EXTRACTED ENTRIES START

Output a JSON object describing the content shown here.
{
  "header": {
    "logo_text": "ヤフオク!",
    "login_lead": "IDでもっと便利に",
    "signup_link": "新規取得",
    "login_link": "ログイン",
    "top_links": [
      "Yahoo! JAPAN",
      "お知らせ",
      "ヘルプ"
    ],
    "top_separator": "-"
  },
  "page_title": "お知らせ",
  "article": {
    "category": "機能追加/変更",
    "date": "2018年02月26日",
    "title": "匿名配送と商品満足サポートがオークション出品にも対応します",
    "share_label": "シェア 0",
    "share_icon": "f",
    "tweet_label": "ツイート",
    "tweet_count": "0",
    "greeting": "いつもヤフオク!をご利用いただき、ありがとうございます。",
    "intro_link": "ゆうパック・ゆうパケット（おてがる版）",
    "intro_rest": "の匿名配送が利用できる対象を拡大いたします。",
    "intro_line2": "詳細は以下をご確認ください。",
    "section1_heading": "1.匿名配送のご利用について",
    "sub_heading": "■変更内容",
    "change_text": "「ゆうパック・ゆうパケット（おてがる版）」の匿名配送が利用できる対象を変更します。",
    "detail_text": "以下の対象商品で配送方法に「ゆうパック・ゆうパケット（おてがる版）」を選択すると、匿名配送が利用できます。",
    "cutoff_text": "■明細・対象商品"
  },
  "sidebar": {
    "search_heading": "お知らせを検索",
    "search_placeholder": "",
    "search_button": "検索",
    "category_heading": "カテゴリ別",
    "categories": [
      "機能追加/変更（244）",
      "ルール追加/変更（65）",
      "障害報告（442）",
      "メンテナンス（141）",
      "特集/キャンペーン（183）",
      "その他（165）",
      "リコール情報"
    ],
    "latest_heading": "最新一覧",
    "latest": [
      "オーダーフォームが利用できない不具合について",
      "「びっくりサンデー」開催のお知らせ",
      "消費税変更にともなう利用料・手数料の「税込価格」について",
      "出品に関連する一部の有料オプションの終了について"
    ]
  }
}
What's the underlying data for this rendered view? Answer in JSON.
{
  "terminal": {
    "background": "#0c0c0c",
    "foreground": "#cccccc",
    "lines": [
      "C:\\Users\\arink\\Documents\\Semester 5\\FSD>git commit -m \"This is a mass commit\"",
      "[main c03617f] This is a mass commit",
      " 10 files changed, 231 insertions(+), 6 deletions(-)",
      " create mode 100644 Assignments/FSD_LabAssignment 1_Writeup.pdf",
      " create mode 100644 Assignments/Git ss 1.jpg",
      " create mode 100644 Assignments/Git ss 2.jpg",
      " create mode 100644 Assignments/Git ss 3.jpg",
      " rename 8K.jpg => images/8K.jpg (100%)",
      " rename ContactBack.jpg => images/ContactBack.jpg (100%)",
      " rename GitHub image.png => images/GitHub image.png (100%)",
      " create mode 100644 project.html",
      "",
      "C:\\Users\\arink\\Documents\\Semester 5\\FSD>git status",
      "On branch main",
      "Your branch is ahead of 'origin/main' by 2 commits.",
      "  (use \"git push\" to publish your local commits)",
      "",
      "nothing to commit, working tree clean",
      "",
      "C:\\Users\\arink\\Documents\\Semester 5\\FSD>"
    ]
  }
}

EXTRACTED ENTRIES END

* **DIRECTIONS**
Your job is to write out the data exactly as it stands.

* **RESPONSE BELOW**
Output a JSON object describing the content shown here.
{
  "header": {
    "logo_text": "ヤフオク!",
    "login_lead": "IDでもっと便利に",
    "signup_link": "新規取得",
    "login_link": "ログイン",
    "top_links": [
      "Yahoo! JAPAN",
      "お知らせ",
      "ヘルプ"
    ],
    "top_separator": "-"
  },
  "page_title": "お知らせ",
  "article": {
    "category": "機能追加/変更",
    "date": "2018年02月26日",
    "title": "匿名配送と商品満足サポートがオークション出品にも対応します",
    "share_label": "シェア 0",
    "share_icon": "f",
    "tweet_label": "ツイート",
    "tweet_count": "0",
    "greeting": "いつもヤフオク!をご利用いただき、ありがとうございます。",
    "intro_link": "ゆうパック・ゆうパケット（おてがる版）",
    "intro_rest": "の匿名配送が利用できる対象を拡大いたします。",
    "intro_line2": "詳細は以下をご確認ください。",
    "section1_heading": "1.匿名配送のご利用について",
    "sub_heading": "■変更内容",
    "change_text": "「ゆうパック・ゆうパケット（おてがる版）」の匿名配送が利用できる対象を変更します。",
    "detail_text": "以下の対象商品で配送方法に「ゆうパック・ゆうパケット（おてがる版）」を選択すると、匿名配送が利用できます。",
    "cutoff_text": "■明細・対象商品"
  },
  "sidebar": {
    "search_heading": "お知らせを検索",
    "search_placeholder": "",
    "search_button": "検索",
    "category_heading": "カテゴリ別",
    "categories": [
      "機能追加/変更（244）",
      "ルール追加/変更（65）",
      "障害報告（442）",
      "メンテナンス（141）",
      "特集/キャンペーン（183）",
      "その他（165）",
      "リコール情報"
    ],
    "latest_heading": "最新一覧",
    "latest": [
      "オーダーフォームが利用できない不具合について",
      "「びっくりサンデー」開催のお知らせ",
      "消費税変更にともなう利用料・手数料の「税込価格」について",
      "出品に関連する一部の有料オプションの終了について"
    ]
  }
}
What's the underlying data for this rendered view? Answer in JSON.
{
  "terminal": {
    "background": "#0c0c0c",
    "foreground": "#cccccc",
    "lines": [
      "C:\\Users\\arink\\Documents\\Semester 5\\FSD>git commit -m \"This is a mass commit\"",
      "[main c03617f] This is a mass commit",
      " 10 files changed, 231 insertions(+), 6 deletions(-)",
      " create mode 100644 Assignments/FSD_LabAssignment 1_Writeup.pdf",
      " create mode 100644 Assignments/Git ss 1.jpg",
      " create mode 100644 Assignments/Git ss 2.jpg",
      " create mode 100644 Assignments/Git ss 3.jpg",
      " rename 8K.jpg => images/8K.jpg (100%)",
      " rename ContactBack.jpg => images/ContactBack.jpg (100%)",
      " rename GitHub image.png => images/GitHub image.png (100%)",
      " create mode 100644 project.html",
      "",
      "C:\\Users\\arink\\Documents\\Semester 5\\FSD>git status",
      "On branch main",
      "Your branch is ahead of 'origin/main' by 2 commits.",
      "  (use \"git push\" to publish your local commits)",
      "",
      "nothing to commit, working tree clean",
      "",
      "C:\\Users\\arink\\Documents\\Semester 5\\FSD>"
    ]
  }
}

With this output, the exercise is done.